**What to produce:**
Using the entries below, copy out all lines where "JSON" is found.

[Dataset entries]
━━━━━━━━━━━━━━━━

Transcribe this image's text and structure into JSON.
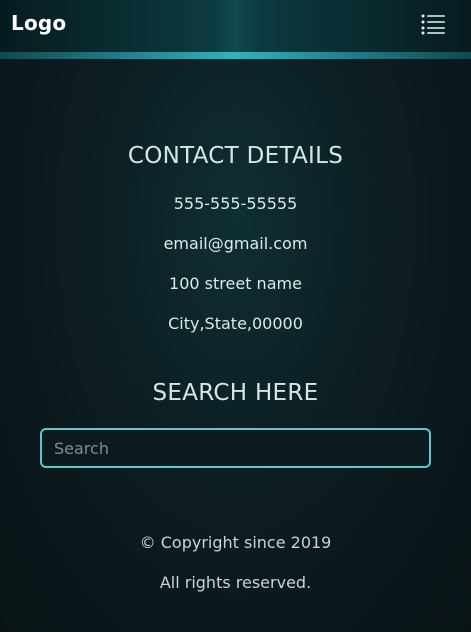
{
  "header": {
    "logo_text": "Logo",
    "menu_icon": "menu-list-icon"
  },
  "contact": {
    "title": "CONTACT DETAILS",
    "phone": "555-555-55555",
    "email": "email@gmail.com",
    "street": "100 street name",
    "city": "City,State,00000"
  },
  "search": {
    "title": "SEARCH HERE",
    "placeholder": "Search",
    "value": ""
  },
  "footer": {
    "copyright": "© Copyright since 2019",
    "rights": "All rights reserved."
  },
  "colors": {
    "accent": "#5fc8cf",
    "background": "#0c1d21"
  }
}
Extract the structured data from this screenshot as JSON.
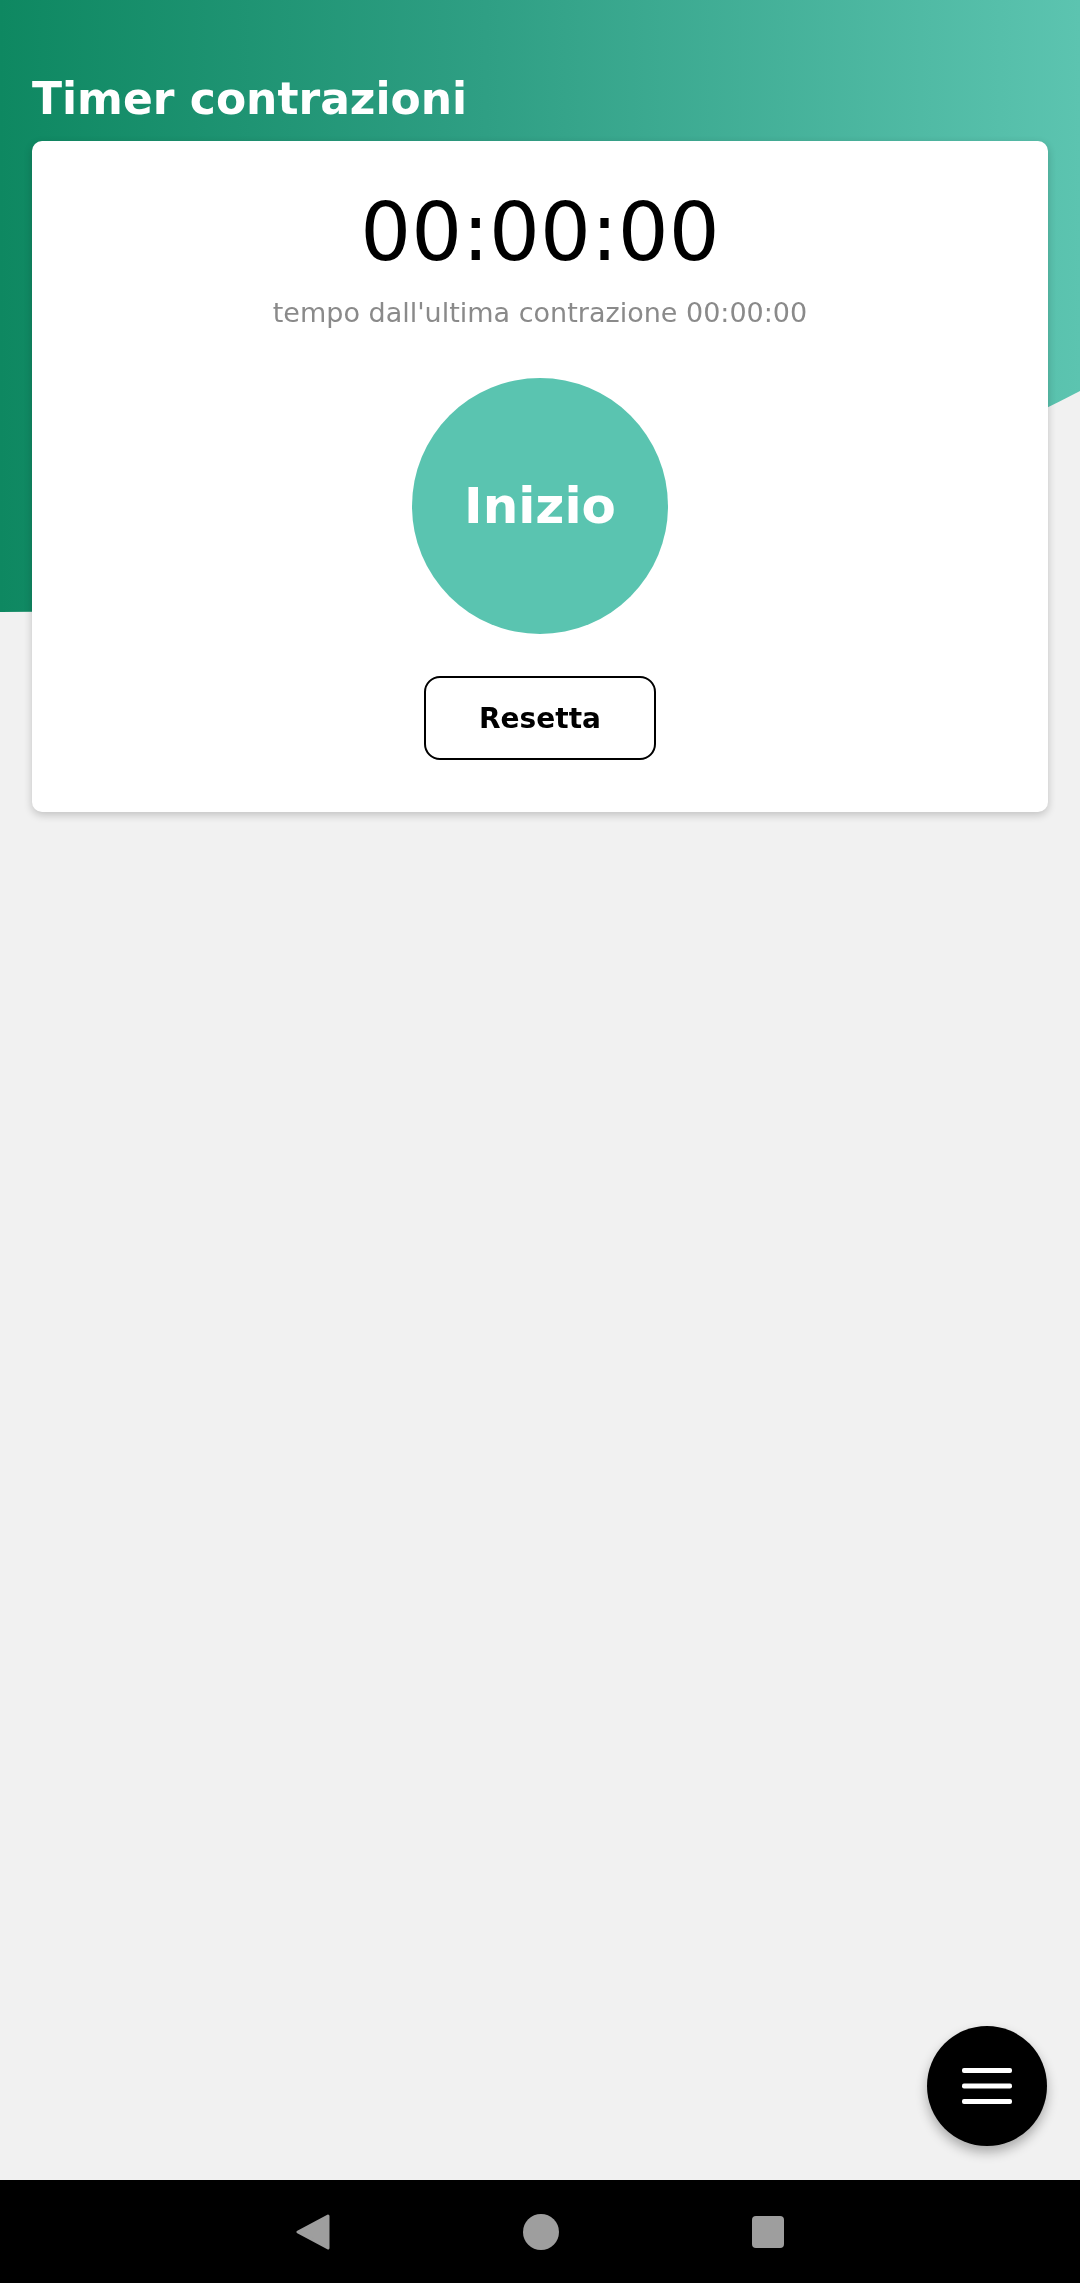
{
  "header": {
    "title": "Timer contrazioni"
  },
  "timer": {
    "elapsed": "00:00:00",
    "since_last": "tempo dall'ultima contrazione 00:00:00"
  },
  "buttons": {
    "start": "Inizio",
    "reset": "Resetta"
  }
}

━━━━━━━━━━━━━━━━

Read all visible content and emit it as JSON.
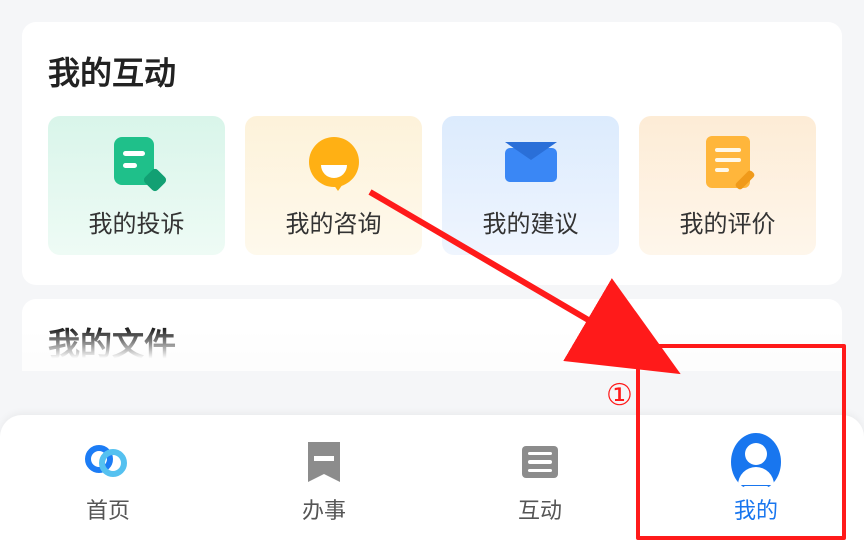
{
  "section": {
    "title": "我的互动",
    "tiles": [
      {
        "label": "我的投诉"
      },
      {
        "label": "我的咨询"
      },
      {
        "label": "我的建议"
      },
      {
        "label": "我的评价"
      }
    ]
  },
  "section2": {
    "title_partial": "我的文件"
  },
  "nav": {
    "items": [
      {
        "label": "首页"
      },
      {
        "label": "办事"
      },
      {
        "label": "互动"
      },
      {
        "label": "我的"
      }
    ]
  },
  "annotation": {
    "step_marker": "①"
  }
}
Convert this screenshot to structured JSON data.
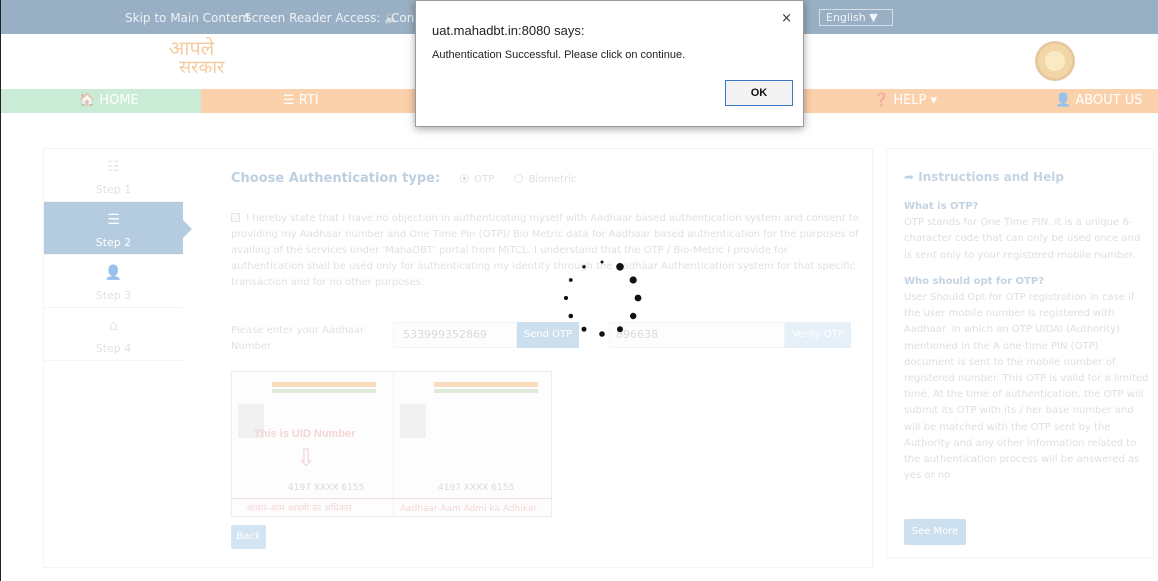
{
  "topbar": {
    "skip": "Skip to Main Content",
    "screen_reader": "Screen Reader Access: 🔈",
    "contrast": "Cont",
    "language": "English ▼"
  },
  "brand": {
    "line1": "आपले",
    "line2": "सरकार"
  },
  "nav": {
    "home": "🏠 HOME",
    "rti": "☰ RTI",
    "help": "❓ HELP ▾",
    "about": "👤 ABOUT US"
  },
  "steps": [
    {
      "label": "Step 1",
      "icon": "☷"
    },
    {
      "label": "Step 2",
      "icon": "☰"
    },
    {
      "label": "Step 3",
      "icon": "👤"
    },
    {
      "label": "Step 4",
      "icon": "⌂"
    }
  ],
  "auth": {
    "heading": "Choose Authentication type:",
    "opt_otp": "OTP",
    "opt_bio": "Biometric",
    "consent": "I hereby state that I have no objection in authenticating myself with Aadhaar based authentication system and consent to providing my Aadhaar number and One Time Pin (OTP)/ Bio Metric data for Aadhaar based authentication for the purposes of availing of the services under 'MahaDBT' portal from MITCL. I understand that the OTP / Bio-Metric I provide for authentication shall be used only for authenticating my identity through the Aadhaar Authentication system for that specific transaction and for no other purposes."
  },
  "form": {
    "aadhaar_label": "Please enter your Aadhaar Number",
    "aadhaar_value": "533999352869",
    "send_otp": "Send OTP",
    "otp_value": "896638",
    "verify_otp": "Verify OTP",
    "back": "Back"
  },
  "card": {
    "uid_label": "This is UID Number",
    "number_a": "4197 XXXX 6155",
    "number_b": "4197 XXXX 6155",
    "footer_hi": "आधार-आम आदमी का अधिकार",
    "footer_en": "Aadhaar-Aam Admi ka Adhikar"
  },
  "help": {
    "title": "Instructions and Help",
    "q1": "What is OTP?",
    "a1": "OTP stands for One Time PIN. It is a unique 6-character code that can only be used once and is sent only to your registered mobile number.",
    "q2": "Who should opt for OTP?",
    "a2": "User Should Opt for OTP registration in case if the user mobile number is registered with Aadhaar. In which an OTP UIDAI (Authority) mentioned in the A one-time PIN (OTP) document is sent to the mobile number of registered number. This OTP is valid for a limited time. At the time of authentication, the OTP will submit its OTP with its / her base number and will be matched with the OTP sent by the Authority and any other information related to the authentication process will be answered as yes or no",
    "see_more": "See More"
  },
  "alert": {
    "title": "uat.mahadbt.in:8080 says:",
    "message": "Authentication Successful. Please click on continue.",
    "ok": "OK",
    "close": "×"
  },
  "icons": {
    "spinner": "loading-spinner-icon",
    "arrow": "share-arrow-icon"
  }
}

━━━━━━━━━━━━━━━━

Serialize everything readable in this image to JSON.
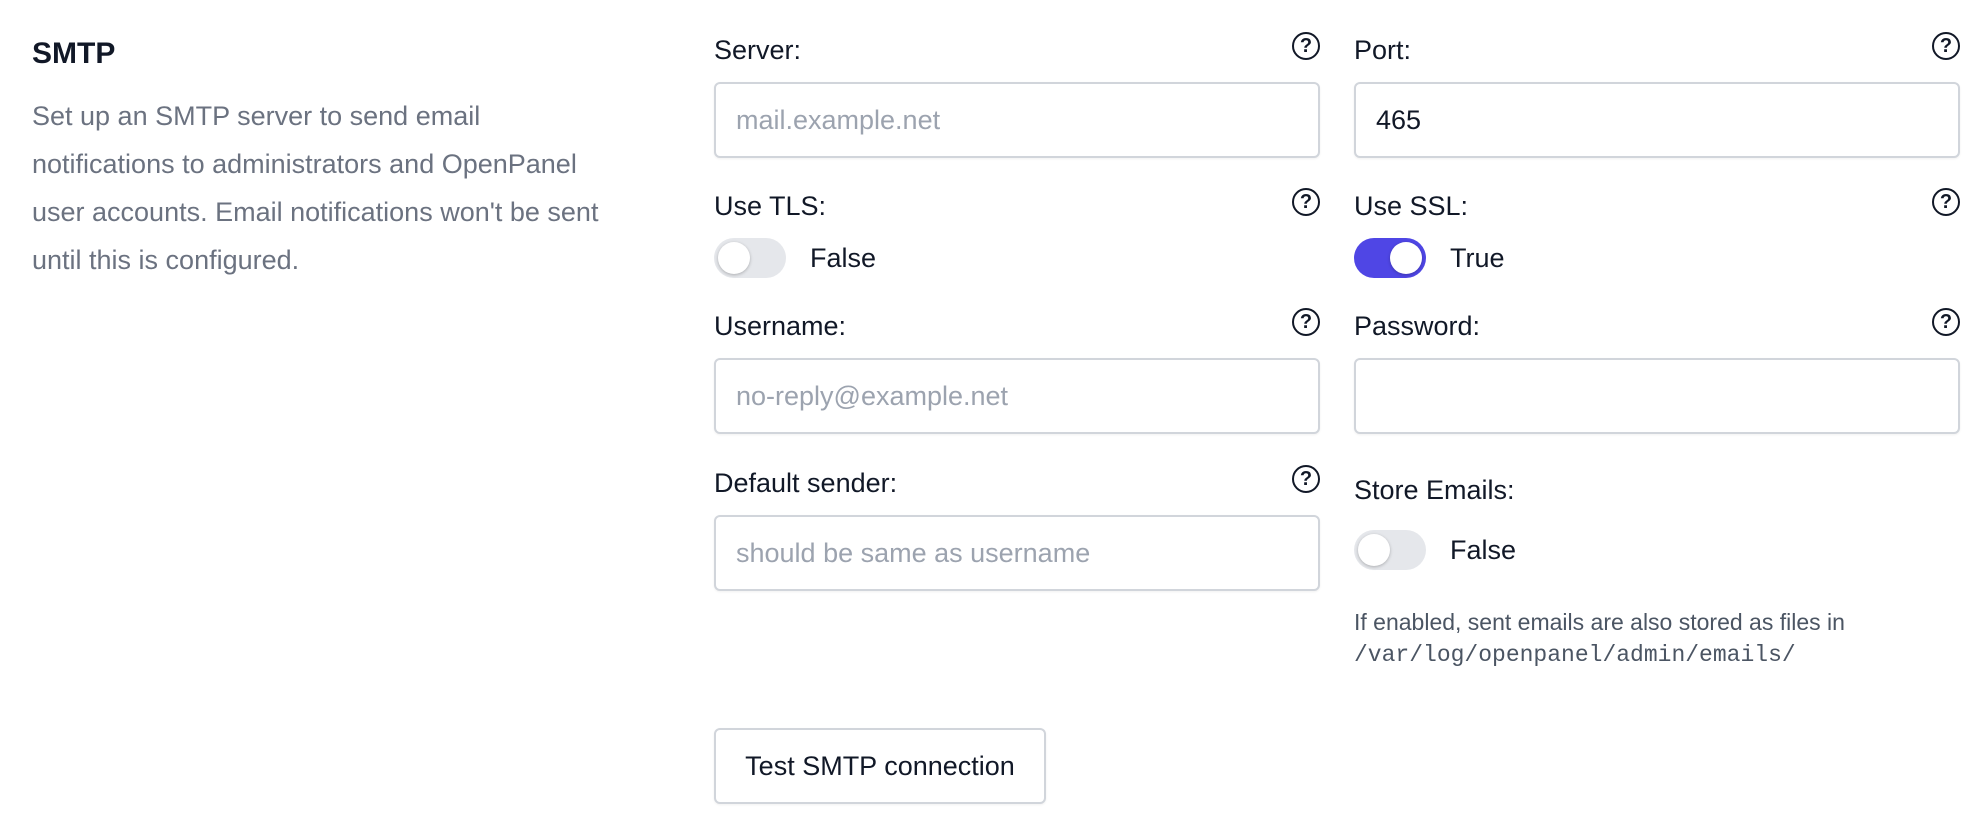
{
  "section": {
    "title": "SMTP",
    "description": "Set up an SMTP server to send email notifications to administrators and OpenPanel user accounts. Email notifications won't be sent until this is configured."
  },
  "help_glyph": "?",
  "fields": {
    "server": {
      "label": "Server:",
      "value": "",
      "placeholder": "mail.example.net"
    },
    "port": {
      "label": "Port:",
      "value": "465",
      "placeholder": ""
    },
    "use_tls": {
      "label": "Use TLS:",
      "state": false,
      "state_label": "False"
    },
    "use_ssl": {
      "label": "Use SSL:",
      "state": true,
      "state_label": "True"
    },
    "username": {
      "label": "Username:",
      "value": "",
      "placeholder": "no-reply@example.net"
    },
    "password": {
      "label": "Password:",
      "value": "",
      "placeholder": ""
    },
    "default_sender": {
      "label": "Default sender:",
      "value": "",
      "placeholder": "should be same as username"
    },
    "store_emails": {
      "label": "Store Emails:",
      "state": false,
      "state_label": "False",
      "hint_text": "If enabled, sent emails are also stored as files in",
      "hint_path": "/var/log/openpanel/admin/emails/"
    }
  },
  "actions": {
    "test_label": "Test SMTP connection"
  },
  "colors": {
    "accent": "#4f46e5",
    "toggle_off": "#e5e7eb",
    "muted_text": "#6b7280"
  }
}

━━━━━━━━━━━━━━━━

**Response to this task:**
Transcribe this image's text and structure into JSON.
Extract the structured data from this screenshot as JSON.
Read all visible content and emit it as JSON.
Convert this screenshot to structured JSON data.
Serialize everything readable in this image to JSON.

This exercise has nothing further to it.